BEGIN
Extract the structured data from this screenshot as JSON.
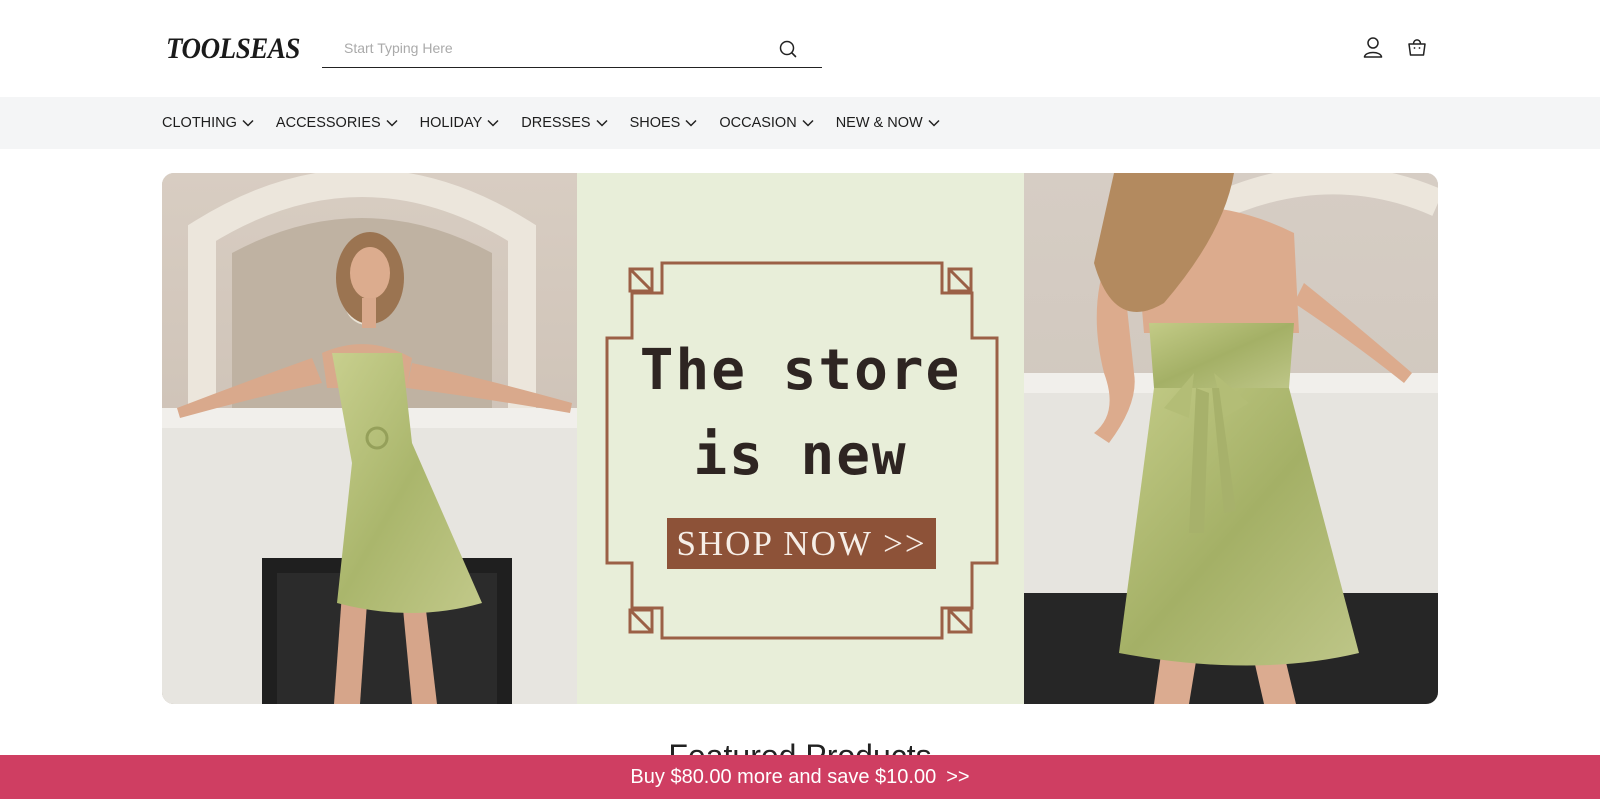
{
  "header": {
    "logo": "TOOLSEAS",
    "search_placeholder": "Start Typing Here"
  },
  "nav": {
    "items": [
      {
        "label": "CLOTHING"
      },
      {
        "label": "ACCESSORIES"
      },
      {
        "label": "HOLIDAY"
      },
      {
        "label": "DRESSES"
      },
      {
        "label": "SHOES"
      },
      {
        "label": "OCCASION"
      },
      {
        "label": "NEW & NOW"
      }
    ]
  },
  "banner": {
    "headline_line1": "The store",
    "headline_line2": "is new",
    "cta": "SHOP NOW >>",
    "colors": {
      "panel_bg": "#e8eed9",
      "frame": "#9b6046",
      "cta_bg": "#8d5238",
      "dress": "#b6c07a"
    }
  },
  "featured": {
    "title": "Featured Products"
  },
  "promo": {
    "text": "Buy $80.00 more and save $10.00",
    "arrows": ">>",
    "color": "#cf3e62"
  },
  "icons": {
    "search": "search-icon",
    "account": "user-icon",
    "cart": "shopping-bag-icon",
    "nav_chevron": "chevron-down-icon"
  }
}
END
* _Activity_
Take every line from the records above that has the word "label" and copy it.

* _Exercise solution_
        "label": "CLOTHING"
        "label": "ACCESSORIES"
        "label": "HOLIDAY"
        "label": "DRESSES"
        "label": "SHOES"
        "label": "OCCASION"
        "label": "NEW & NOW"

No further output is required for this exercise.